Eleven years later, my grief looks a lot different now than it did on that first Mother’s Day, and with that evolution, my needs and my ability to help others also looks quite different. As his mother, I will always ache for Nathan, and wish that he was here. That will never change. But as the day approaches, I don’t carry the feelings of dread and anxiety that I once did. Instead, it’s a mix of longing, gratitude and peace, and an acceptance that these contrasting emotions can simultaneously exist.
In that period, thanks to the incredible network of KinderMourn, I have been able to connect with families from all “walks of grief” whose losses often look entirely different from mine.
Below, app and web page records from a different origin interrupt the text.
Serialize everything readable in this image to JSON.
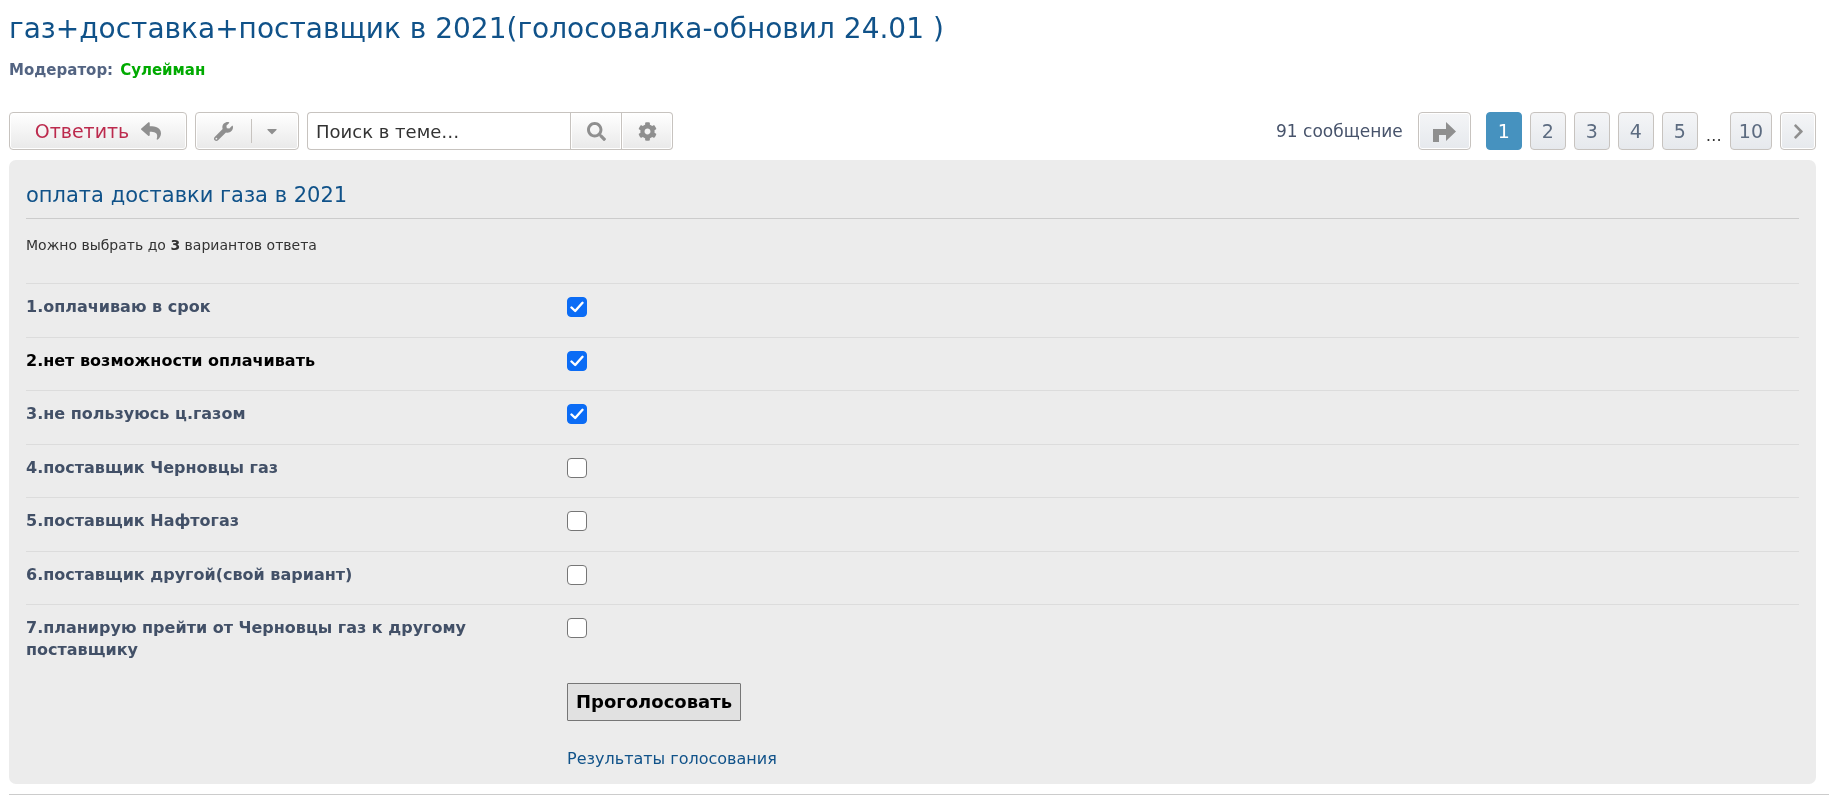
{
  "thread": {
    "title": "газ+доставка+поставщик в 2021(голосовалка-обновил 24.01 )",
    "moderator_label": "Модератор:",
    "moderator_name": "Сулейман"
  },
  "toolbar": {
    "reply_button": "Ответить",
    "search": {
      "placeholder": "Поиск в теме…"
    },
    "post_count": "91 сообщение",
    "pages": [
      {
        "label": "1",
        "selected": true
      },
      {
        "label": "2",
        "selected": false
      },
      {
        "label": "3",
        "selected": false
      },
      {
        "label": "4",
        "selected": false
      },
      {
        "label": "5",
        "selected": false
      }
    ],
    "ellipsis": "…",
    "last_pages": [
      {
        "label": "10",
        "selected": false
      }
    ]
  },
  "poll": {
    "title": "оплата доставки газа в 2021",
    "hint": "Можно выбрать до **3** вариантов ответа",
    "options": [
      {
        "label": "1.оплачиваю в срок",
        "checked": true,
        "hovered": false
      },
      {
        "label": "2.нет возможности оплачивать",
        "checked": true,
        "hovered": true
      },
      {
        "label": "3.не пользуюсь ц.газом",
        "checked": true,
        "hovered": false
      },
      {
        "label": "4.поставщик Черновцы газ",
        "checked": false,
        "hovered": false
      },
      {
        "label": "5.поставщик Нафтогаз",
        "checked": false,
        "hovered": false
      },
      {
        "label": "6.поставщик другой(свой вариант)",
        "checked": false,
        "hovered": false
      },
      {
        "label": "7.планирую прейти от Черновцы газ к другому поставщику",
        "checked": false,
        "hovered": false
      }
    ],
    "vote_button": "Проголосовать",
    "results_link": "Результаты голосования"
  }
}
What has been so rewarding and pleasantly surprising, is that even despite these differences, I continue to discover new wisdom and sources of inspiration. In speaking with a bereaved widow recently, I was reminded that while it is important to be open to receiving support, allowing your intuition to guide how and whether or not you choose to apply that to your healing process, ultimately puts you in a better position to pay it forward to others down the line.
Grief can be such an isolating feeling and experience, but that doesn’t mean we have to carry it alone. As we approach this Mother’s Day, it is my hope for all us on this day and every day, regardless if we are the givers or receivers of support, we take comfort in the hope and healing that comes from this remarkable extended family we all have through KinderMourn.